Work instruction |
The expected answer comprises all lines from the entries that contain the string "time".

Start of Supplied material

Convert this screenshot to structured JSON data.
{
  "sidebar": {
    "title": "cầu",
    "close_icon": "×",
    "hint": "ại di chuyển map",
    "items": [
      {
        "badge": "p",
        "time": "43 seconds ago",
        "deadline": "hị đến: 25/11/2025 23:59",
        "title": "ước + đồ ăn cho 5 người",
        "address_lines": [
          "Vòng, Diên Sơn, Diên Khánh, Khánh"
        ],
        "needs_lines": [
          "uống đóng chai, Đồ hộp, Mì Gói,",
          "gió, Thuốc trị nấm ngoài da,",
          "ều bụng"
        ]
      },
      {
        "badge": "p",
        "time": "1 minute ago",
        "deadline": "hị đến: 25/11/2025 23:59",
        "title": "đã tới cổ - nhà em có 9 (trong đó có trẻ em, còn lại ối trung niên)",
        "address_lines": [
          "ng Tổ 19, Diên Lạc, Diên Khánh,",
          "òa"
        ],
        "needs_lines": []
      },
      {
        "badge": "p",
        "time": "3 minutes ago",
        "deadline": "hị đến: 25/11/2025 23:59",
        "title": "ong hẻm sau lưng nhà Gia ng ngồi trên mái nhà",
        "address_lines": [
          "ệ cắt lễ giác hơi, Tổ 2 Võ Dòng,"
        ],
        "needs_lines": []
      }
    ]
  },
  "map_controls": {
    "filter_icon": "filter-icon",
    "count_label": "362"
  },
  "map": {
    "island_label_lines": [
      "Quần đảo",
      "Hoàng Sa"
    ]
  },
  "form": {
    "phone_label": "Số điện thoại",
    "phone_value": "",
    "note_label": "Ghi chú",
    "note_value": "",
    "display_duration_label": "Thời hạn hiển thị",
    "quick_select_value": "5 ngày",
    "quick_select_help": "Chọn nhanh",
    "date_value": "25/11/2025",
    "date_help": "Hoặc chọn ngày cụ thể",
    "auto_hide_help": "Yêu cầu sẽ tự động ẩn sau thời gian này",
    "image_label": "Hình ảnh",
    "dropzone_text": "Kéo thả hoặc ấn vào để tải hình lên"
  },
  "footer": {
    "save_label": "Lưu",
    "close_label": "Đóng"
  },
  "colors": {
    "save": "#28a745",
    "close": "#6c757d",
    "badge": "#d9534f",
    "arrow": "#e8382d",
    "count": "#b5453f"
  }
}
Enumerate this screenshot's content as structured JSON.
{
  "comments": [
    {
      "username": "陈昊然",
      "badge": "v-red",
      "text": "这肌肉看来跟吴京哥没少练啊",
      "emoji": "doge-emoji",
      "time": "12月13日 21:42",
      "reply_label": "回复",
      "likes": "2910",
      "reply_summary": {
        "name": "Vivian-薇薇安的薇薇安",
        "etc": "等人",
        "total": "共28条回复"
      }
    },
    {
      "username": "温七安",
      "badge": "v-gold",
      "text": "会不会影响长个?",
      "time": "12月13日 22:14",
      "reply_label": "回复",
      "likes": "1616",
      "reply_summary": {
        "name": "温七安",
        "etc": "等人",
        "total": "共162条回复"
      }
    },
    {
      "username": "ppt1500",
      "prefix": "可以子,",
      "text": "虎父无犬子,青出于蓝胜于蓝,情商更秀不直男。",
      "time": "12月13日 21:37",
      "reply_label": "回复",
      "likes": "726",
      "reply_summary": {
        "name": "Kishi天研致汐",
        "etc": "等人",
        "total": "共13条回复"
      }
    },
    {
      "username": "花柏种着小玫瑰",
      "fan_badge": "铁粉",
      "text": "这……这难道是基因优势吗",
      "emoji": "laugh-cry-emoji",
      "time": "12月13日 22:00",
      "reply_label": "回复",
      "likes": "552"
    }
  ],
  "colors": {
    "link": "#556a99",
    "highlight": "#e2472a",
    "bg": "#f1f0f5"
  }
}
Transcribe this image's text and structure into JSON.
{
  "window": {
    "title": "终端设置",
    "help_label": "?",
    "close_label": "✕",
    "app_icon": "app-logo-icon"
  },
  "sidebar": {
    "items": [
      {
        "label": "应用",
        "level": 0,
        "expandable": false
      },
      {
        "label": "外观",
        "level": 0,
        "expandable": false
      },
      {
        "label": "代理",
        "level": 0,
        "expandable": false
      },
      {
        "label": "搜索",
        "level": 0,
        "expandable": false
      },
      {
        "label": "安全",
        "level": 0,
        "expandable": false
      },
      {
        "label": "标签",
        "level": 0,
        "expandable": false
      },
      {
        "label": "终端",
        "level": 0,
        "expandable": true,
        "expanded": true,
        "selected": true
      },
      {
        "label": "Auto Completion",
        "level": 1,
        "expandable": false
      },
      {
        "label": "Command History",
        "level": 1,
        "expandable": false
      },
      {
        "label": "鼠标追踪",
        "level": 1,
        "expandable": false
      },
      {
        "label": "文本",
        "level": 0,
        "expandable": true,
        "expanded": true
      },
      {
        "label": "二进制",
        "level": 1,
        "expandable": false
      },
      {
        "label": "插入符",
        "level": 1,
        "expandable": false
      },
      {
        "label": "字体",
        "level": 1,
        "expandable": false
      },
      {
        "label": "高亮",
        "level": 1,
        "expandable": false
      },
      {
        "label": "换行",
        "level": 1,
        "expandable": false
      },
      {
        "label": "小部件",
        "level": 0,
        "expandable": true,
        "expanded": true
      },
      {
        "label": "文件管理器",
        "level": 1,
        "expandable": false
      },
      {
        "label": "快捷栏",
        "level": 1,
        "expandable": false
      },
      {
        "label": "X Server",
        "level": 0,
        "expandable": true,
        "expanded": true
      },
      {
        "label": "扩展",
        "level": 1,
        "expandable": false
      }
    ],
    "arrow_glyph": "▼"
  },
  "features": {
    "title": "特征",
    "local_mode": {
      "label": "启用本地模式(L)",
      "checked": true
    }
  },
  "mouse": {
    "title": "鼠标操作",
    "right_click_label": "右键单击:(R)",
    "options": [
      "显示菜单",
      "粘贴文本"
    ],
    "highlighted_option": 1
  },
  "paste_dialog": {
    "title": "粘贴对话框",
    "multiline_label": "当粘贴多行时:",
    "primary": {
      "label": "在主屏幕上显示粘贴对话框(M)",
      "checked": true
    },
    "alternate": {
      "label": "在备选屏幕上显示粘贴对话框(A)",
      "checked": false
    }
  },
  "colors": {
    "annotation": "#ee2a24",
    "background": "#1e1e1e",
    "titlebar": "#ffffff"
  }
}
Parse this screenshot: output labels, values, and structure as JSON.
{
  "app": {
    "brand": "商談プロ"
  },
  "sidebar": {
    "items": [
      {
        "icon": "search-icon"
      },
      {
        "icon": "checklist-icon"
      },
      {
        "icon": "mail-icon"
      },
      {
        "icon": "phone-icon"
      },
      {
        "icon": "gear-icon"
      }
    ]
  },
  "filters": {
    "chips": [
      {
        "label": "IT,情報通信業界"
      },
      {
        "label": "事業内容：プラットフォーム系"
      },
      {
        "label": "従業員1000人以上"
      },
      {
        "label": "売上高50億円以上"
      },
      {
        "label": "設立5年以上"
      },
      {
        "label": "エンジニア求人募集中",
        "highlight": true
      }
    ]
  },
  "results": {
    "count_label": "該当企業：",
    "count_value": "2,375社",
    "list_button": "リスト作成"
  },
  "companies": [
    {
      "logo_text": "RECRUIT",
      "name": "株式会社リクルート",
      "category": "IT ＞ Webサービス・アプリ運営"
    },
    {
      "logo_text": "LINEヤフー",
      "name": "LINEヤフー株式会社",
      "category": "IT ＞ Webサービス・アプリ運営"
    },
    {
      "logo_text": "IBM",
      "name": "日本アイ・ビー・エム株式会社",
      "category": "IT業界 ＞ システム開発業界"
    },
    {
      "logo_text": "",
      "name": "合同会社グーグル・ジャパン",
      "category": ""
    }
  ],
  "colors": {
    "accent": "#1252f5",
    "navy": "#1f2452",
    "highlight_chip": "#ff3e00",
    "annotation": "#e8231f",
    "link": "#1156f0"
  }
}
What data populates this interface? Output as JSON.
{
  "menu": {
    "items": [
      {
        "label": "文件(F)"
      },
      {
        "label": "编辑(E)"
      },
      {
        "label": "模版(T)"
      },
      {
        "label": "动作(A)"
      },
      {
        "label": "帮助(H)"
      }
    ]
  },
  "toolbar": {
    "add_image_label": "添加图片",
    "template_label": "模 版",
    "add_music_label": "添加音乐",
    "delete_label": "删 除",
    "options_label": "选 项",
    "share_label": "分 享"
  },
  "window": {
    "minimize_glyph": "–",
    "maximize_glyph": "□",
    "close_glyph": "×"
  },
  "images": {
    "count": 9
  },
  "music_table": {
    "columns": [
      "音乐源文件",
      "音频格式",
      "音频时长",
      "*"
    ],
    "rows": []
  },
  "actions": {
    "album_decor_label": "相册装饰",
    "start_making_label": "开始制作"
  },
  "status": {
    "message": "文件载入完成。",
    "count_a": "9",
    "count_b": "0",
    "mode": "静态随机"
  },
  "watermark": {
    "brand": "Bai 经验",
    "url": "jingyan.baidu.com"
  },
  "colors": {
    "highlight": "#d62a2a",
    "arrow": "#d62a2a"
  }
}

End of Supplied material

Answer box |
        "time": "43 seconds ago",
        "time": "1 minute ago",
        "time": "3 minutes ago",
      "time": "12月13日 21:42",
      "time": "12月13日 22:14",
      "time": "12月13日 21:37",
      "time": "12月13日 22:00",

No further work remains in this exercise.